Following the end of the Second World War, the creation of regional organizations in Europe provided niche functions to help ensure regional stability through security and transition. Yet, as the Cold War ended and the Soviet Union dissolved, each of these organizations evolved to have a post-Cold War role in the region. Since then, the level of convergence of norms, interests and objectives between these main regional organizations has increased considerably. Is there a common agenda in Europe? Does Europe still need so many organizational elements to tackle the major challenges? This book examines the way the EU, NATO, OSCE, and Council of Europe relate to and interact with each other, identifying the areas of positive convergence and divergence as well as areas of negative cooperation and conflict. By tracing the institutional development and regional integration in Europe, the book questions to what degree do European organizations maintain separate identities and most importantly do these organizations still offer a unique and useful service to regional stability. In developing this argument, policy areas analysed include: "

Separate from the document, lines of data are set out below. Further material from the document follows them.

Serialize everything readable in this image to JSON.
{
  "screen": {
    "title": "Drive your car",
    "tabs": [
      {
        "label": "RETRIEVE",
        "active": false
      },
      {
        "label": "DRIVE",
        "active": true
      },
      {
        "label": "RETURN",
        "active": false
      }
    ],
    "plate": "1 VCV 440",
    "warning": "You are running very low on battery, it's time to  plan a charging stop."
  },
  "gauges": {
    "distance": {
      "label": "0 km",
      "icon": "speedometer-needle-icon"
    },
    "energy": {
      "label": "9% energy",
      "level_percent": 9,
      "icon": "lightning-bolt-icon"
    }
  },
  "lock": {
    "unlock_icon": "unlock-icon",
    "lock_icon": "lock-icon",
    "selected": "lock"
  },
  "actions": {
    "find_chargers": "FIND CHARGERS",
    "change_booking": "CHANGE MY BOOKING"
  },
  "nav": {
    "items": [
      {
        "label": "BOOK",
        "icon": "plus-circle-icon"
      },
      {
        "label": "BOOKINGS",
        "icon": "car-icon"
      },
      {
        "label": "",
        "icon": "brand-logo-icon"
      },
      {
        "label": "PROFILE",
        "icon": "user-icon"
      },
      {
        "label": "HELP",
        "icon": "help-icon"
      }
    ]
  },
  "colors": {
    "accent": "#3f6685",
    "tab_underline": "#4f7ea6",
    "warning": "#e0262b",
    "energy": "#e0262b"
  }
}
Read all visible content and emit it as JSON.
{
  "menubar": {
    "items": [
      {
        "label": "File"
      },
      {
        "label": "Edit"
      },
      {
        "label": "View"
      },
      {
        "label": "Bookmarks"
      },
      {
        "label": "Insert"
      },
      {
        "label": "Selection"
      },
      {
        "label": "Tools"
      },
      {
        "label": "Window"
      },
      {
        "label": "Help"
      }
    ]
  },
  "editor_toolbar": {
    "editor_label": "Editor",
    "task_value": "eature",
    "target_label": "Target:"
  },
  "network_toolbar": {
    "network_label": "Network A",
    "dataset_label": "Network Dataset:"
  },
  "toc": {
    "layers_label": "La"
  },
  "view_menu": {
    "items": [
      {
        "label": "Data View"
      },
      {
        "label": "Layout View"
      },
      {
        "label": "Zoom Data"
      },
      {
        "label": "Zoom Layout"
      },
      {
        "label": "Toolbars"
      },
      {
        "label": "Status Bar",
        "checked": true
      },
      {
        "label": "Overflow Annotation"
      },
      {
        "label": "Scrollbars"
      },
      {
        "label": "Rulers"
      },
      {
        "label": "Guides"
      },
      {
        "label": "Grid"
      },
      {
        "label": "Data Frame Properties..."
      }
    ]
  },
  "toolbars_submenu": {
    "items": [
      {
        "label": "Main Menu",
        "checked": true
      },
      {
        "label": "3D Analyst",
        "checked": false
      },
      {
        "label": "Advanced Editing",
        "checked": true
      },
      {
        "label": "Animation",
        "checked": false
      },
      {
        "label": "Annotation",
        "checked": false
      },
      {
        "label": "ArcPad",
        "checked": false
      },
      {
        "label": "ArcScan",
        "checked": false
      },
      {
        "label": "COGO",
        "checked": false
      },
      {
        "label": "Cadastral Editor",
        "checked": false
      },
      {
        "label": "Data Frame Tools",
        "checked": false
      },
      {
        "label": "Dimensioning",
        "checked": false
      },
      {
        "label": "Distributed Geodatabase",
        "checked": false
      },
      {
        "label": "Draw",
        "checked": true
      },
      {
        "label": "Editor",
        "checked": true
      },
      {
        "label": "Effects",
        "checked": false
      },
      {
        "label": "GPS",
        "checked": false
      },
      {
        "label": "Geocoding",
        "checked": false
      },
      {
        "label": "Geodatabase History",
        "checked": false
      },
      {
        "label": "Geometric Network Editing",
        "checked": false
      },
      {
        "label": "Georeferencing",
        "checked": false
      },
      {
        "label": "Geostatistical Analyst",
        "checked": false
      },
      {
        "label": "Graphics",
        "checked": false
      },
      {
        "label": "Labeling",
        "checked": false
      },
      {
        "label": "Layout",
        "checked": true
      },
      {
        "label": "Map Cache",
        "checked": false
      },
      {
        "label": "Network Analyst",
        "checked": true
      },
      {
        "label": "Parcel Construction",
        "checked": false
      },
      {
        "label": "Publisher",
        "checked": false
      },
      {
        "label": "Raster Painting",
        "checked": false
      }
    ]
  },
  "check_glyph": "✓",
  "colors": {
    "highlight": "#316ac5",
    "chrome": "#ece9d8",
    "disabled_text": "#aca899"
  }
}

'This collection of essays reflects on an important topic: the complex dynamics of interaction among international organisations committed to promoting security, democracy and human rights in Europe.' Stefan Wolff, University of Birmingham, UK